The award has a prestigious nature. In 2017, only 343 scholarships were given, and the award rate for reviewed applications was just 14 percent, according to statistics from the National Defense Education Program.
“The SMART scholarship award is very selective, but I suspect David’s combination of impressive technical expertise, with superb communication skills, is probably what put him over the top,” Wright says. “I predict that this is just the first step in a highly successful career for David. His selection is a very positive reflection upon both the college and the department in highlighting the strong mentorship component to our degree programs. We do more than just teach. We guide, we motivate, and we challenge our students to reach for their maximum potential.”
As part of the selection process for the scholarship, candidates are interviewed by some of their prospective matches based on work and research interests.
“I interviewed both with the Missile Defense Agency in Huntsville, Ala., as well as with the Naval Air Warfare Center at Point Mugu, Calif.,” Mohler says. “Of those two places, I was offered the position at Point Mugu. I was lucky enough to be offered the position that I preferred.”
That means Mohler, who has several family members who have attended UW, will soon leave the high plains for the West Coast. He will likely always remember his experience at UW fondly.
“As a Wyoming native, I have always had a certain pride for the state and university.

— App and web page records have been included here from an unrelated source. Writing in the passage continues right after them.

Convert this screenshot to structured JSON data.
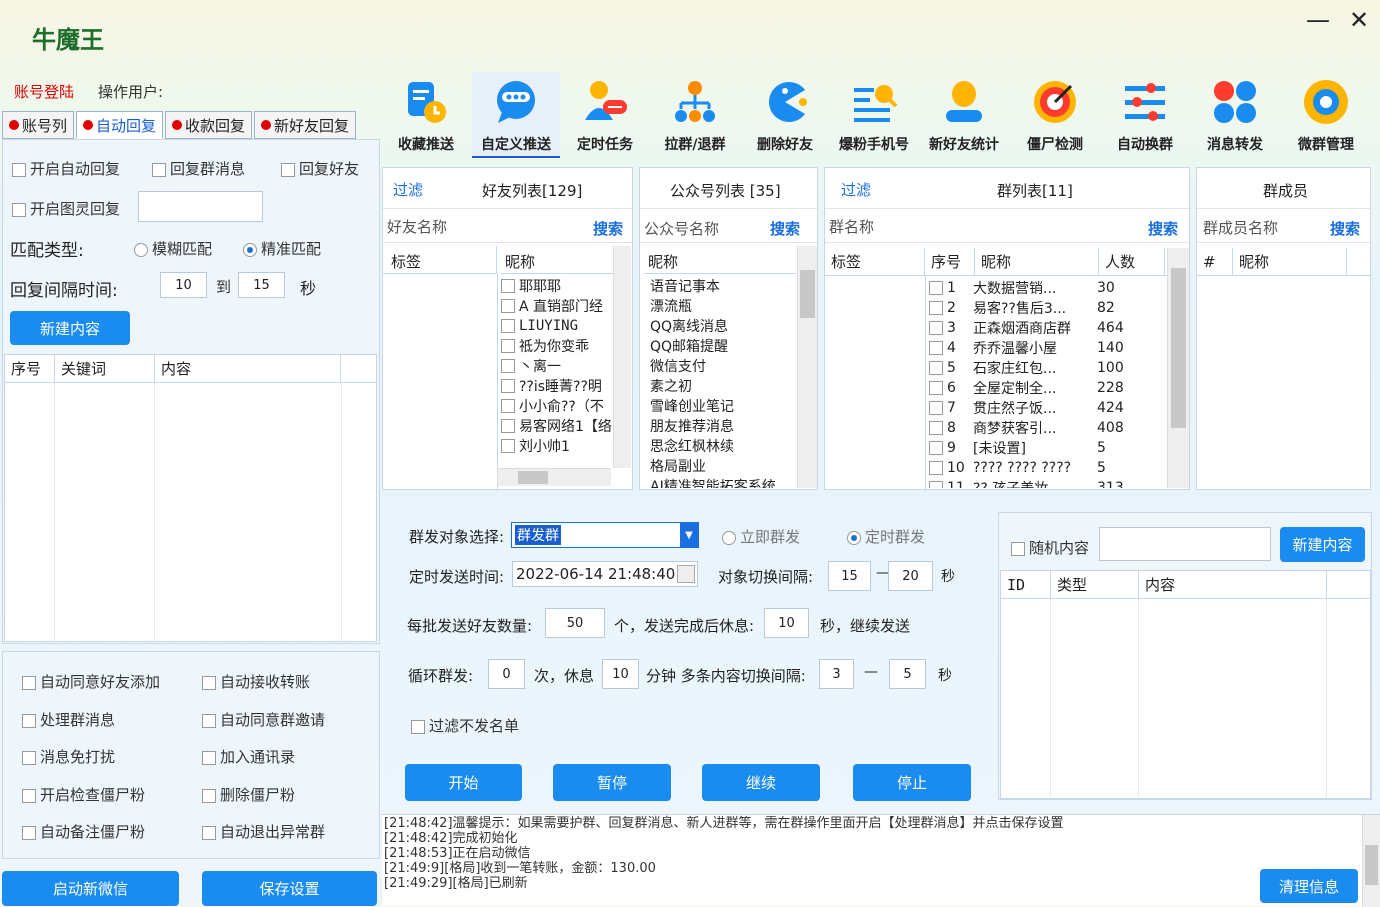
{
  "app": {
    "title": "牛魔王",
    "login": "账号登陆",
    "op_user": "操作用户:"
  },
  "left_tabs": [
    "账号列",
    "自动回复",
    "收款回复",
    "新好友回复"
  ],
  "reply": {
    "enable_auto": "开启自动回复",
    "reply_group": "回复群消息",
    "reply_friend": "回复好友",
    "enable_tuling": "开启图灵回复",
    "match_type": "匹配类型:",
    "fuzzy": "模糊匹配",
    "exact": "精准匹配",
    "interval_label": "回复间隔时间:",
    "interval_from": "10",
    "to": "到",
    "interval_to": "15",
    "sec": "秒",
    "new_btn": "新建内容",
    "cols": [
      "序号",
      "关键词",
      "内容"
    ]
  },
  "options": [
    [
      "自动同意好友添加",
      "自动接收转账"
    ],
    [
      "处理群消息",
      "自动同意群邀请"
    ],
    [
      "消息免打扰",
      "加入通讯录"
    ],
    [
      "开启检查僵尸粉",
      "删除僵尸粉"
    ],
    [
      "自动备注僵尸粉",
      "自动退出异常群"
    ]
  ],
  "bottom_btns": {
    "start_wechat": "启动新微信",
    "save": "保存设置"
  },
  "toolbar": [
    "收藏推送",
    "自定义推送",
    "定时任务",
    "拉群/退群",
    "删除好友",
    "爆粉手机号",
    "新好友统计",
    "僵尸检测",
    "自动换群",
    "消息转发",
    "微群管理"
  ],
  "friends": {
    "filter": "过滤",
    "title": "好友列表[129]",
    "name_col": "好友名称",
    "search": "搜索",
    "tag": "标签",
    "nick": "昵称",
    "rows": [
      "耶耶耶",
      "A  直销部门经",
      "LIUYING",
      "祗为你变乖",
      "丶离一",
      "??is睡菁??明",
      "小小俞??（不",
      "易客网络1【络",
      "刘小帅1"
    ]
  },
  "official": {
    "title": "公众号列表 [35]",
    "name_col": "公众号名称",
    "search": "搜索",
    "nick": "昵称",
    "rows": [
      "语音记事本",
      "漂流瓶",
      "QQ离线消息",
      "QQ邮箱提醒",
      "微信支付",
      "素之初",
      "雪峰创业笔记",
      "朋友推荐消息",
      "思念红枫林续",
      "格局副业",
      "AI精准智能拓客系统"
    ]
  },
  "groups": {
    "filter": "过滤",
    "title": "群列表[11]",
    "name_col": "群名称",
    "search": "搜索",
    "tag": "标签",
    "seq": "序号",
    "nick": "昵称",
    "count": "人数",
    "rows": [
      [
        "1",
        "大数据营销...",
        "30"
      ],
      [
        "2",
        "易客??售后3...",
        "82"
      ],
      [
        "3",
        "正森烟酒商店群",
        "464"
      ],
      [
        "4",
        "乔乔温馨小屋",
        "140"
      ],
      [
        "5",
        "石家庄红包...",
        "100"
      ],
      [
        "6",
        "全屋定制全...",
        "228"
      ],
      [
        "7",
        "贯庄然子饭...",
        "424"
      ],
      [
        "8",
        "商梦获客引...",
        "408"
      ],
      [
        "9",
        "[未设置]",
        "5"
      ],
      [
        "10",
        "???? ???? ????",
        "5"
      ],
      [
        "11",
        "?? 孩子美妆",
        "313"
      ]
    ]
  },
  "members": {
    "title": "群成员",
    "name_col": "群成员名称",
    "search": "搜索",
    "hash": "#",
    "nick": "昵称"
  },
  "send": {
    "target_label": "群发对象选择:",
    "target_value": "群发群",
    "now": "立即群发",
    "timed": "定时群发",
    "time_label": "定时发送时间:",
    "time_value": "2022-06-14 21:48:40",
    "switch_label": "对象切换间隔:",
    "switch_from": "15",
    "dash": "—",
    "switch_to": "20",
    "sec": "秒",
    "batch_label": "每批发送好友数量:",
    "batch_value": "50",
    "batch_mid": "个，发送完成后休息:",
    "rest_value": "10",
    "batch_end": "秒，继续发送",
    "loop_label": "循环群发:",
    "loop_value": "0",
    "loop_mid": "次，休息",
    "loop_rest": "10",
    "loop_min": "分钟  多条内容切换间隔:",
    "c_from": "3",
    "c_to": "5",
    "filter_label": "过滤不发名单",
    "buttons": [
      "开始",
      "暂停",
      "继续",
      "停止"
    ]
  },
  "content": {
    "random": "随机内容",
    "new_btn": "新建内容",
    "cols": [
      "ID",
      "类型",
      "内容"
    ]
  },
  "log": {
    "lines": [
      "[21:48:42]温馨提示：如果需要护群、回复群消息、新人进群等，需在群操作里面开启【处理群消息】并点击保存设置",
      "[21:48:42]完成初始化",
      "[21:48:53]正在启动微信",
      "[21:49:9][格局]收到一笔转账，金额：130.00",
      "[21:49:29][格局]已刷新"
    ],
    "clear_btn": "清理信息"
  },
  "colors": {
    "accent": "#1a8cf0",
    "red": "#e00000",
    "link": "#1a6fe0"
  }
}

Beyond that, my family has a history at the university,” he says. “Between my family ties and the outreach the university does with Wyoming high schools, I knew that it was a top-notch school for engineering at a value that is hard to beat, especially considering the scholarship opportunities I was afforded.”